=== Task inputs ===

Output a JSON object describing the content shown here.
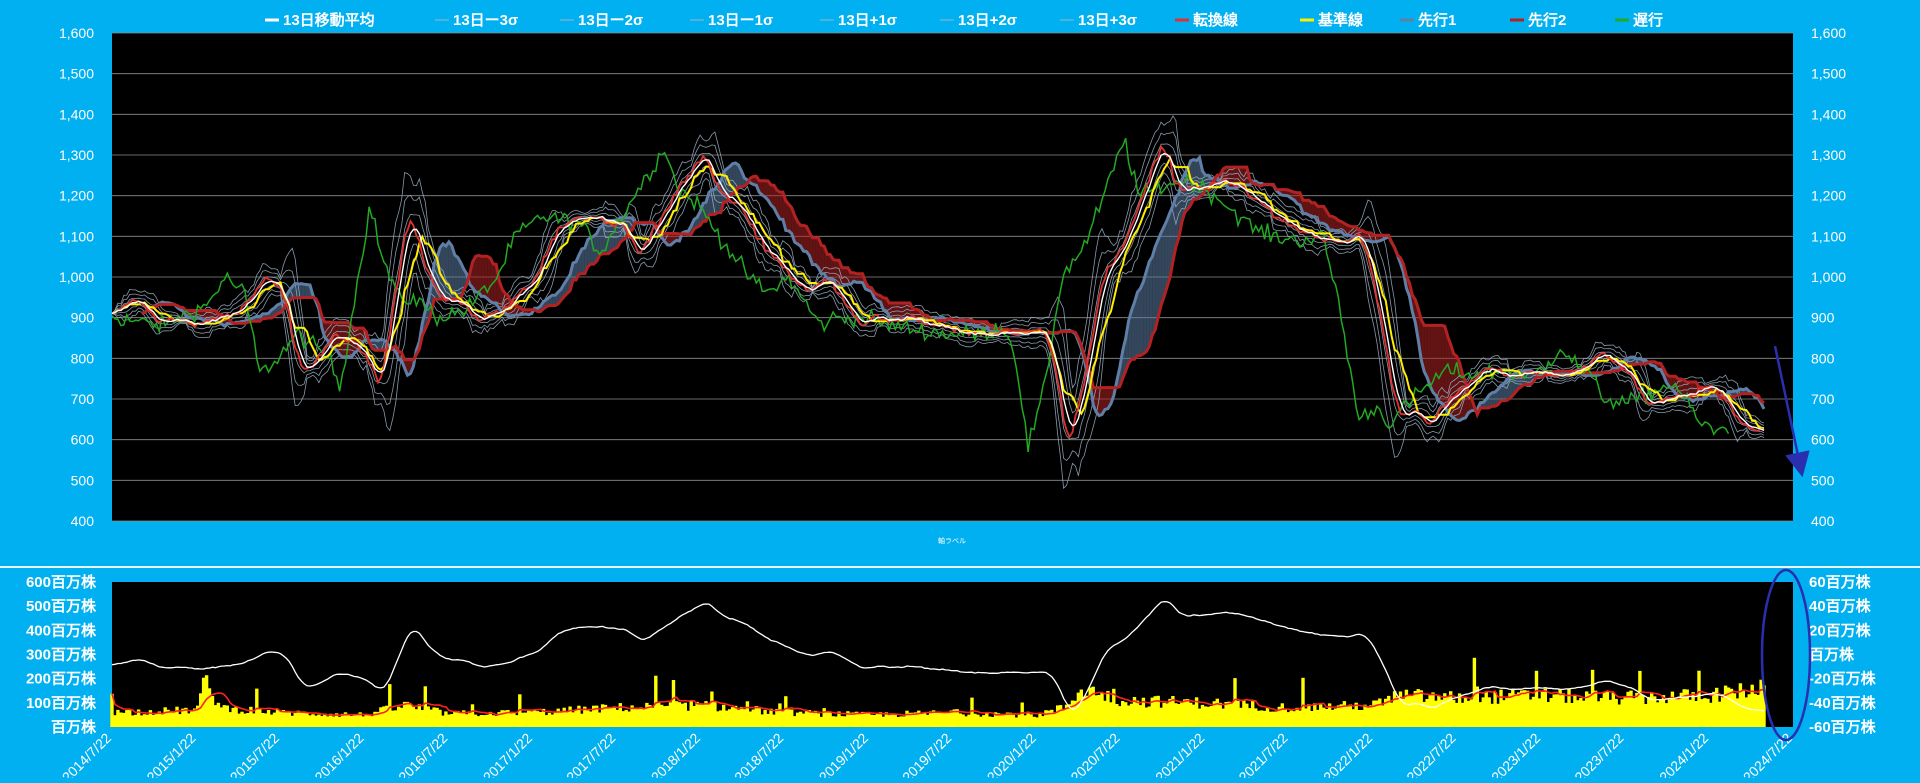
{
  "colors": {
    "background": "#00b0f0",
    "plot_bg": "#000000",
    "text": "#ffffff",
    "ma": "#ffffff",
    "sigma": "#9fb4c8",
    "tenkan": "#e03030",
    "kijun": "#ffee00",
    "senkou1": "#5f7fa6",
    "senkou2": "#b22222",
    "chikou": "#22aa22",
    "volume": "#ffff00",
    "volume_ma": "#ff2020",
    "annotation": "#2a2fb0"
  },
  "chart_data": [
    {
      "type": "line",
      "legend_placement": "top",
      "legend": [
        {
          "name": "13日移動平均",
          "color_key": "ma"
        },
        {
          "name": "13日ー3σ",
          "color_key": "sigma"
        },
        {
          "name": "13日ー2σ",
          "color_key": "sigma"
        },
        {
          "name": "13日ー1σ",
          "color_key": "sigma"
        },
        {
          "name": "13日+1σ",
          "color_key": "sigma"
        },
        {
          "name": "13日+2σ",
          "color_key": "sigma"
        },
        {
          "name": "13日+3σ",
          "color_key": "sigma"
        },
        {
          "name": "転換線",
          "color_key": "tenkan"
        },
        {
          "name": "基準線",
          "color_key": "kijun"
        },
        {
          "name": "先行1",
          "color_key": "senkou1"
        },
        {
          "name": "先行2",
          "color_key": "senkou2"
        },
        {
          "name": "遅行",
          "color_key": "chikou"
        }
      ],
      "ylim": [
        400,
        1600
      ],
      "y_ticks": [
        "400",
        "500",
        "600",
        "700",
        "800",
        "900",
        "1,000",
        "1,100",
        "1,200",
        "1,300",
        "1,400",
        "1,500",
        "1,600"
      ],
      "y_ticks_right": [
        "400",
        "500",
        "600",
        "700",
        "800",
        "900",
        "1,000",
        "1,100",
        "1,200",
        "1,300",
        "1,400",
        "1,500",
        "1,600"
      ],
      "grid": true,
      "xlabel": "軸ラベル",
      "x_dates": [
        "2014/7/22",
        "2015/1/22",
        "2015/7/22",
        "2016/1/22",
        "2016/7/22",
        "2017/1/22",
        "2017/7/22",
        "2018/1/22",
        "2018/7/22",
        "2019/1/22",
        "2019/7/22",
        "2020/1/22",
        "2020/7/22",
        "2021/1/22",
        "2021/7/22",
        "2022/1/22",
        "2022/7/22",
        "2023/1/22",
        "2023/7/22",
        "2024/1/22",
        "2024/7/22"
      ],
      "price_keypoints": [
        [
          "2014/7/22",
          900
        ],
        [
          "2014/9/1",
          950
        ],
        [
          "2014/10/15",
          900
        ],
        [
          "2014/12/1",
          890
        ],
        [
          "2015/1/22",
          880
        ],
        [
          "2015/3/1",
          900
        ],
        [
          "2015/5/1",
          930
        ],
        [
          "2015/6/10",
          1000
        ],
        [
          "2015/7/22",
          960
        ],
        [
          "2015/8/25",
          760
        ],
        [
          "2015/10/1",
          800
        ],
        [
          "2015/11/15",
          860
        ],
        [
          "2016/1/22",
          800
        ],
        [
          "2016/2/15",
          730
        ],
        [
          "2016/3/15",
          930
        ],
        [
          "2016/4/20",
          1180
        ],
        [
          "2016/5/15",
          1050
        ],
        [
          "2016/6/24",
          940
        ],
        [
          "2016/7/22",
          950
        ],
        [
          "2016/9/15",
          900
        ],
        [
          "2016/11/15",
          920
        ],
        [
          "2017/1/22",
          1000
        ],
        [
          "2017/3/1",
          1100
        ],
        [
          "2017/5/1",
          1150
        ],
        [
          "2017/7/22",
          1130
        ],
        [
          "2017/9/1",
          1060
        ],
        [
          "2017/11/15",
          1200
        ],
        [
          "2018/1/22",
          1320
        ],
        [
          "2018/2/15",
          1220
        ],
        [
          "2018/4/1",
          1180
        ],
        [
          "2018/6/1",
          1080
        ],
        [
          "2018/7/22",
          1000
        ],
        [
          "2018/9/1",
          960
        ],
        [
          "2018/10/15",
          1000
        ],
        [
          "2018/12/25",
          880
        ],
        [
          "2019/1/22",
          900
        ],
        [
          "2019/4/1",
          900
        ],
        [
          "2019/6/1",
          880
        ],
        [
          "2019/7/22",
          870
        ],
        [
          "2019/10/1",
          860
        ],
        [
          "2019/12/15",
          860
        ],
        [
          "2020/1/22",
          880
        ],
        [
          "2020/2/20",
          820
        ],
        [
          "2020/3/19",
          580
        ],
        [
          "2020/4/20",
          700
        ],
        [
          "2020/6/1",
          1000
        ],
        [
          "2020/7/22",
          1080
        ],
        [
          "2020/9/1",
          1200
        ],
        [
          "2020/10/15",
          1340
        ],
        [
          "2020/11/15",
          1200
        ],
        [
          "2021/1/22",
          1230
        ],
        [
          "2021/3/1",
          1240
        ],
        [
          "2021/5/1",
          1200
        ],
        [
          "2021/7/22",
          1120
        ],
        [
          "2021/9/1",
          1100
        ],
        [
          "2021/11/1",
          1090
        ],
        [
          "2021/12/20",
          1100
        ],
        [
          "2022/1/22",
          950
        ],
        [
          "2022/3/8",
          650
        ],
        [
          "2022/4/15",
          680
        ],
        [
          "2022/5/15",
          640
        ],
        [
          "2022/7/22",
          720
        ],
        [
          "2022/9/15",
          770
        ],
        [
          "2022/11/15",
          760
        ],
        [
          "2023/1/22",
          770
        ],
        [
          "2023/3/10",
          750
        ],
        [
          "2023/4/20",
          780
        ],
        [
          "2023/5/20",
          830
        ],
        [
          "2023/6/20",
          790
        ],
        [
          "2023/7/22",
          760
        ],
        [
          "2023/8/25",
          700
        ],
        [
          "2023/10/15",
          690
        ],
        [
          "2023/12/15",
          720
        ],
        [
          "2024/1/22",
          740
        ],
        [
          "2024/2/20",
          690
        ],
        [
          "2024/3/20",
          640
        ],
        [
          "2024/4/20",
          620
        ],
        [
          "2024/5/20",
          630
        ]
      ]
    },
    {
      "type": "bar",
      "y_ticks_left": [
        "百万株",
        "100百万株",
        "200百万株",
        "300百万株",
        "400百万株",
        "500百万株",
        "600百万株"
      ],
      "ylim_left": [
        0,
        600
      ],
      "y_ticks_right": [
        "-60百万株",
        "-40百万株",
        "-20百万株",
        "百万株",
        "20百万株",
        "40百万株",
        "60百万株"
      ],
      "ylim_right": [
        -60,
        60
      ],
      "grid": false,
      "x_tick_labels": [
        "2014/7/22",
        "2015/1/22",
        "2015/7/22",
        "2016/1/22",
        "2016/7/22",
        "2017/1/22",
        "2017/7/22",
        "2018/1/22",
        "2018/7/22",
        "2019/1/22",
        "2019/7/22",
        "2020/1/22",
        "2020/7/22",
        "2021/1/22",
        "2021/7/22",
        "2022/1/22",
        "2022/7/22",
        "2023/1/22",
        "2023/7/22",
        "2024/1/22",
        "2024/7/22"
      ],
      "volume_keypoints": [
        [
          "2014/7/22",
          60
        ],
        [
          "2015/1/22",
          70
        ],
        [
          "2015/2/10",
          190
        ],
        [
          "2015/3/15",
          80
        ],
        [
          "2015/7/22",
          60
        ],
        [
          "2016/1/22",
          50
        ],
        [
          "2016/4/20",
          90
        ],
        [
          "2016/7/22",
          55
        ],
        [
          "2017/1/22",
          60
        ],
        [
          "2017/7/22",
          80
        ],
        [
          "2018/1/22",
          90
        ],
        [
          "2018/7/22",
          60
        ],
        [
          "2019/1/22",
          50
        ],
        [
          "2019/7/22",
          60
        ],
        [
          "2020/1/22",
          50
        ],
        [
          "2020/3/20",
          80
        ],
        [
          "2020/5/1",
          160
        ],
        [
          "2020/7/22",
          110
        ],
        [
          "2021/1/22",
          100
        ],
        [
          "2021/7/22",
          80
        ],
        [
          "2022/1/22",
          90
        ],
        [
          "2022/4/1",
          130
        ],
        [
          "2022/7/22",
          120
        ],
        [
          "2023/1/22",
          130
        ],
        [
          "2023/7/22",
          120
        ],
        [
          "2024/1/22",
          130
        ],
        [
          "2024/5/20",
          160
        ]
      ]
    }
  ]
}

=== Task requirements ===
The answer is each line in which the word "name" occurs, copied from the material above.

=== Reply to the task ===
          "name": "13日移動平均",
          "name": "13日ー3σ",
          "name": "13日ー2σ",
          "name": "13日ー1σ",
          "name": "13日+1σ",
          "name": "13日+2σ",
          "name": "13日+3σ",
          "name": "転換線",
          "name": "基準線",
          "name": "先行1",
          "name": "先行2",
          "name": "遅行",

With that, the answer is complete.